    • Good first step: Establish a plan that allows you to approach virtualization in a series of steps expanding services and eventually processing power as you go
  • 29. Next Steps
    • Then start virtualizing resources at the application level. This may mean calling data and services from different locations, but managing the data as a single entity.
    • Next, start virtualization efforts across the whole enterprise. It's not about creating islands of virtualization, but rather re-architecting the whole IT infrastructure.
    • At some point virtualized resources can be offered externally, as a way of sharing data, processing power and services with other entities, such as other government agencies or commercial partners.
    • Create pools of similar resources such as servers, storage devices, possibly databases -- work to virtualize them across available machines.
  • 30. Once the Virtualization Effort is Underway – Start Promoting On-demand Services
    • Identify all services which exist on your network. Make sure you understand exactly what they do and how they may be of use to additional users.
    • Write adapters to wrap these services in a way that they can be located, called and used by other applications. Multiple services should be made available in a uniform way.
    • Install a common communications policy, so all systems and components can interact with each another.
    • Establish a registry so programmers can identify applications and use them.
    • Consider building a business rules engine that can run a composite application when called by a user.
  • 31. Summary
    • Virtualization works because it helps organizations take advantage of all of their resources and processing power
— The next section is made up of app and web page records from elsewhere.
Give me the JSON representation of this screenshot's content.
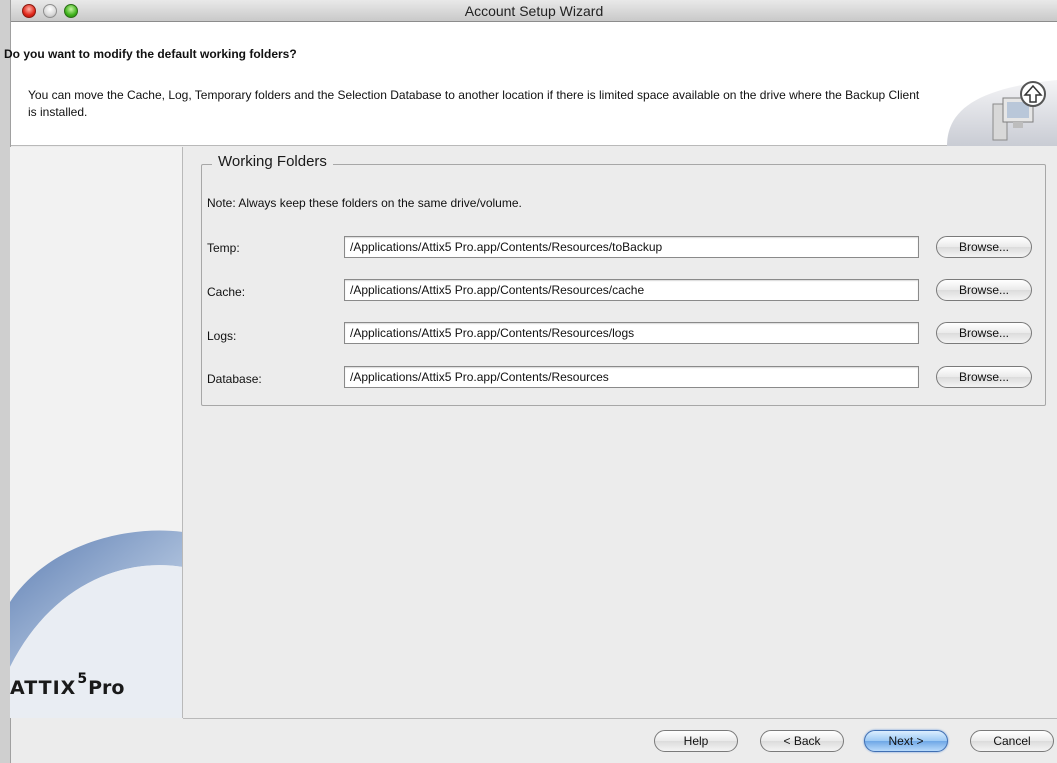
{
  "window": {
    "title": "Account Setup Wizard"
  },
  "header": {
    "question": "Do you want to modify the default working folders?",
    "description": "You can move the Cache, Log, Temporary folders and the Selection Database to another location if there is limited space available on the drive where the Backup Client is installed."
  },
  "logo": {
    "name": "ATTIX",
    "version": "5",
    "edition": "Pro"
  },
  "group": {
    "title": "Working Folders",
    "note": "Note: Always keep these folders on the same drive/volume.",
    "rows": [
      {
        "label": "Temp:",
        "value": "/Applications/Attix5 Pro.app/Contents/Resources/toBackup",
        "button": "Browse..."
      },
      {
        "label": "Cache:",
        "value": "/Applications/Attix5 Pro.app/Contents/Resources/cache",
        "button": "Browse..."
      },
      {
        "label": "Logs:",
        "value": "/Applications/Attix5 Pro.app/Contents/Resources/logs",
        "button": "Browse..."
      },
      {
        "label": "Database:",
        "value": "/Applications/Attix5 Pro.app/Contents/Resources",
        "button": "Browse..."
      }
    ]
  },
  "buttons": {
    "help": "Help",
    "back": "< Back",
    "next": "Next >",
    "cancel": "Cancel"
  },
  "colors": {
    "default_button": "#6fa7e6",
    "swoosh": "#6f8fbf"
  }
}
    • Properly executed, an enterprise-level virtualization effort can help build a long-term IT architecture that can be leveraged in new ways
    • Such a transition only works if it is carefully planned and executed
    • While many of its parts can be commercial off the shelf products, some level of system customization will always be needed in a government virtualization solution
  • 32. Questions? Comments? Shawn McCarthy [email_address]